If we get the opportunity again, I believe your contact at the Medical Complex should definitely attend.  Their employees are extremely frustrated with the traffic issues, as well.  But I believe management has missed a lot of opportunities.  Have they worked with each other to consider such things as staggering shifts so everyone in the complex isn’t coming and going at the same time? Have they communicated with their employees about safe and courteous driving?  My MCW oral surgeon got cut off and was given the one-finger-salute by a female co-worker one morning.  One of the neighbors at the meeting told a story of getting cut off and threatened when she blew her horn (driver said he would shoot her). Is road rage a good way for healthcare workers to start their day?  How much later will someone be for work after smashing into someone or finding themselves in an altercation, or stopped by police…and how’s the rest of their day going to go afterwards?   I work for an organization with thousands of employees, and we have mandatory service talks regarding safety both on and off the job, on a very regular basis.  I think there’s a lot more they could be doing to help both their neighbors as well as their employees, both now and in the future.


We live next to a booming medical complex and a college.  They aren’t going away; they are growing bigger by the day.  So we need to work it out and grow together by keeping communication and cooperation alive.  I accept that we are in the midst of growing pains, to the extreme.  But I am happy knowing that in regards to the Zoo Interchange project, our neighborhood’s interests have been considered and we have been kept in the conversation all along.  This is not necessarily standard operating procedure when governments decide to impose their will on taxpayers. In my opinion, they’ve done a surprisingly good job of communicating in this situation.
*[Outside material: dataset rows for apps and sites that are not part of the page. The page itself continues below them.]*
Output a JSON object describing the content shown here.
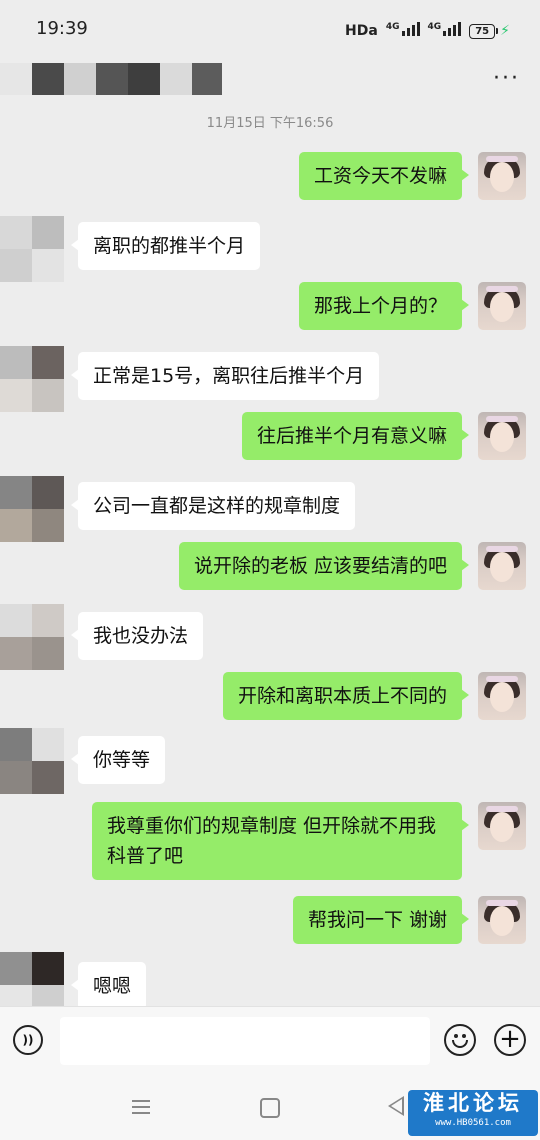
{
  "status": {
    "time": "19:39",
    "hd": "HDa",
    "net1": "4G",
    "net2": "4G",
    "battery": "75"
  },
  "header": {
    "more_label": "···"
  },
  "timestamp": "11月15日 下午16:56",
  "messages": [
    {
      "side": "out",
      "text": "工资今天不发嘛"
    },
    {
      "side": "in",
      "text": "离职的都推半个月"
    },
    {
      "side": "out",
      "text": "那我上个月的？"
    },
    {
      "side": "in",
      "text": "正常是15号，离职往后推半个月"
    },
    {
      "side": "out",
      "text": "往后推半个月有意义嘛"
    },
    {
      "side": "in",
      "text": "公司一直都是这样的规章制度"
    },
    {
      "side": "out",
      "text": "说开除的老板 应该要结清的吧"
    },
    {
      "side": "in",
      "text": "我也没办法"
    },
    {
      "side": "out",
      "text": "开除和离职本质上不同的"
    },
    {
      "side": "in",
      "text": "你等等"
    },
    {
      "side": "out",
      "text": "我尊重你们的规章制度 但开除就不用我科普了吧"
    },
    {
      "side": "out",
      "text": "帮我问一下 谢谢"
    },
    {
      "side": "in",
      "text": "嗯嗯"
    }
  ],
  "input": {
    "voice_label": "))",
    "placeholder": "",
    "plus_label": "+"
  },
  "watermark": {
    "title": "淮北论坛",
    "url": "www.HB0561.com"
  },
  "colors": {
    "outgoing_bubble": "#95ec69",
    "incoming_bubble": "#ffffff",
    "background": "#ededed"
  }
}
Having such a responsive and hardworking alderman is also something our neighbors might take for granted. It’s not the same story in every area of town. He deserves a bigger salary and to turn his phone off when he goes to sleep at night.

Call me an optimist, but I have been incredibly impressed with the development of the Zoo Interchange project and the work that has already been completed to date, and at the end of the day I believe the area will travel more efficiently and will ultimately be even more attractive.  It’ll be an even more convenient, attractive place to live than when we started.  And if/when any of us decide it’s time to move on, we shouldn’t have any problem selling our homes.   

In the meantime, we will no doubt be inconvenienced, frustrated, and disturbed by what’s going on around us.  Other than not being able to go north or west without a major plan, my biggest gripe in just getting out of the neighborhood is this:  I am 5’2” “tall”, and I drive a little coupe.  Although not quite yet in the elderly category, I continue to have an extremely hard time creeping out to look around the larger vehicles that are parked on Bluemound Road, and I’ve mostly given up even trying to travel in that direction. Hopefully our neighbors won’t mind just one more car driving down Michigan to 92nd Street so I can more safely turn at the traffic lights (or as they say in the neighborhood, the “stop and go” lights. LOL).  Other than that, we’ll continue to keep watch and ask for help when we need it.